The Bureau wants a quick verdict, with or without the truth. But with tight-lipped witnesses, Raleigh must rely on her instincts and her training in forensic geology to uncover the facts. Working her connections with the city’s powerful families and its seedy underbelly, Raleigh is determined to see justice prevail. Will she solve the case before the growing racial unrest rages out of control? Or will her choices ultimately bring down everyone involved—including Raleigh herself? 

The Curse of Crow Hollow by Billy Coffee

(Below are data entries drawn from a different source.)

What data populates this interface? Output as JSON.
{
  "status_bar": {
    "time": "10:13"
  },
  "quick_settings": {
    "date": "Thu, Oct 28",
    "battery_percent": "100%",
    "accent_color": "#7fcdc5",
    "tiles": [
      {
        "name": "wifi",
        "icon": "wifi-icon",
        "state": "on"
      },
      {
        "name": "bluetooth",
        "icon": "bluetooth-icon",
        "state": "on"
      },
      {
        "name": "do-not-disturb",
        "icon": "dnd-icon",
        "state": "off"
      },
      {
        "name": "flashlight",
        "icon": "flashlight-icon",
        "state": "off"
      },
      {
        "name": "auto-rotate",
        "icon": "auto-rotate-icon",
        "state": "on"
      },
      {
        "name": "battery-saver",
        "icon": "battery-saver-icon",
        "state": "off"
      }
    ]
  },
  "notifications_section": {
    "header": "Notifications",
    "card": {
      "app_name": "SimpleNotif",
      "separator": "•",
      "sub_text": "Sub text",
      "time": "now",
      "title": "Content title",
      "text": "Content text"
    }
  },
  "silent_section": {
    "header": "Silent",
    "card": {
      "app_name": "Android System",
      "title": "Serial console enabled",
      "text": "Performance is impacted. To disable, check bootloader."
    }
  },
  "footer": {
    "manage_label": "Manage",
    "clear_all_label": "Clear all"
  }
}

Everyone in Crow Hollow knows of Alvaretta Graves, the old widow who lives in the mountain. Many call her a witch; others whisper she’s insane. Everyone agrees the vengeance Alvaretta swore at her husband’s death hovers over them all. That vengeance awakens when teenagers stumble upon Alvaretta’s cabin, incurring her curse. Now a sickness moves through the Hollow. Rumors swirl that Stu Graves has risen for revenge. And the people of Crow Hollow are left to confront not only the darkness that lives on the mountain, but the darkness that lives within themselves.

 

Where do you want to read next?

 

2019 Inspy Awards Shortlists!

4 May

A big congratulations to all the talented authors whose books are represented on the 2019 Inspy Award Shortlists! So many great books Now you have your summer reading list! 😉

 

Contemporary Romance/Romantic Suspense

All Made Up by Kara Isaac

Falling for You by Becky Wade

The Saturday Night Supper Club by Carla Laureano

Debut Fiction

Among The Poppies by J’Nell Ciesielski

Engraved on The Heart by Tara Johnson

The Hope of Azure Springs by Rachel Fordham

General Fiction

No One Ever Asked by Katie Ganshert

Things Left Unsaid by Courtney Walsh

Where Hope Begins by Catherine West

Historical Romance

Romancing The Bride by Melissa Jagears

The Sons of Blackbird Mountain by Joanne Bischof

The Thief of Corinth by Tessa Afshar

Literature for Young Adults

The Edge Over There by Shawn Smucker

Olivia Twist by Lorie Langdon

A Worthy Rebel by Jody Hedlund

Mystery/Thriller

Delayed Justice by Cara Putman

The Reckoning at Gossamer Pond by Jaime Jo Wright

Thirst of Steel by Ronie Kendig

Speculative Fiction

Fierian by Ronie Kendig

Mark of The Raven by Morgan L. Busse

The Story Peddler by Lindsay A. Franklin

Top 10 Tuesday — Book Quotes

30 Apr

This week Top Ten Tuesday is challenging bloggers to list their 10 favorite book quotes. Because first lines are very important in grabbing a reader’s interest (and because it has been very busy around here 😉 ), I am sharing some favorite first lines that made their debut in my First Line Friday posts. Hopefully, they will pique your interest (perhaps again) and spur you to pick up a new book.

For more great book quotes (and certainly more creative posts), visit That Artsy Reader Girl.

 

Top 10 Fabulous First Lines

 

What’s your favorite book quote?